      I only rode it that way once and I don’t think I got the fork as dialled as I could have, but everything worked fine. I wasn’t blown away but the tires were a much bigger change and I had already been riding the 130 fork with the Plus tires. At the same time but I never minded the 120 fork. Now that I’m back riding a bigger bike I’m really missing that visceral trail feel.

  • DJ

    oh, and by the by, who and WTF is Terrene tires??

  • Lacy Kemp

    I rode the Juliana Joplin at the Bible Tests this year and I couldn’t agree with you more. I was totally blown away by the capabilities of this bike. Never did I think I’d want a 29er – let alone a bike with such little travel (I cut my teeth in the bike park and I’m a gravity hound), but this thing absolutely made me giddy. I’d love to ride it on that lap up there.

    • Raymond Epstein

      I have despised 29er’s for years. I have ridden every iteration and price point you can imagine and none of them rode the way I wanted to. Aboard all of them I felt like I was up on a bar stool after being over-served and not in a good way. This finally changed in ’12 after riding a Honzo. Kona and a few others at the time finally decided to let the big wheels do what the do well and make a bike that was more about fun than KOM’s. Since then, I’ve pedaled a few others that I liked (Banshee Prime, Ibis Ripley LS, Santa Cruz Hightower) and just this past weekend I took a Tallboy 3 out for a spin. It was an exceedingly fast bike. It and the Hightower were a couple of 29er’s I could imagine myself on. Both of them railed and my only small complaint (other than their paint jobs) was that they felt more unwieldy in flight than the smaller wheeled bike I ride. I imagine this is something I could get used to. This says a lot as I had basically written off SC bikes due to their pedal feedback issues. This was revelatory experience in addition, as neither bike exhibited this.

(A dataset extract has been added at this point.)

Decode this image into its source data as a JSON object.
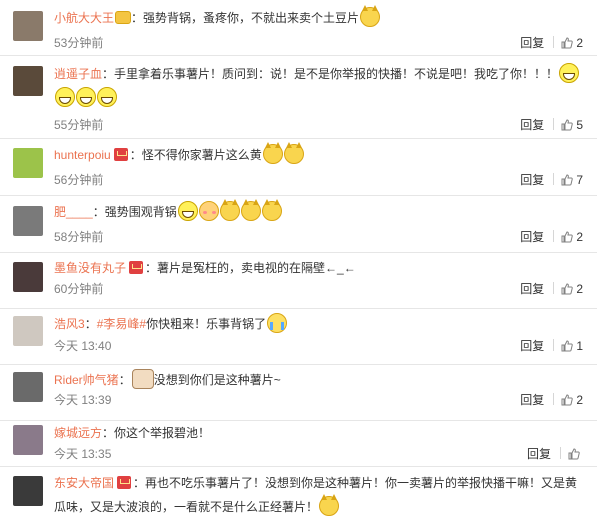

      • Cam McRae

        My 9er experience has been similar. In the last 18 months or so a brand new world has opened up for me and I’m loving it.

      • Jaume Nòmadesbtt

        That’s what scares me from SC too, pedal kickback. I read almost all the reviews that I’ve found of the TB3, and some of them complain about that, while others don’t even feel it. Not sure whether they didn’t ride it uphill on roughy terrain or it wasn’t as much to complain about. Besides that, geometry looks amazing, very dialed!

      • Raymond Epstein

        Neither the TB nor the Hightower had any noticeable pedal feedback issues when I demo’ed them. The Nomad 3 I demoed in 2015 however did. I compared that one back to back with my Rune and thought it did not ascend as well despite it’s lower weight.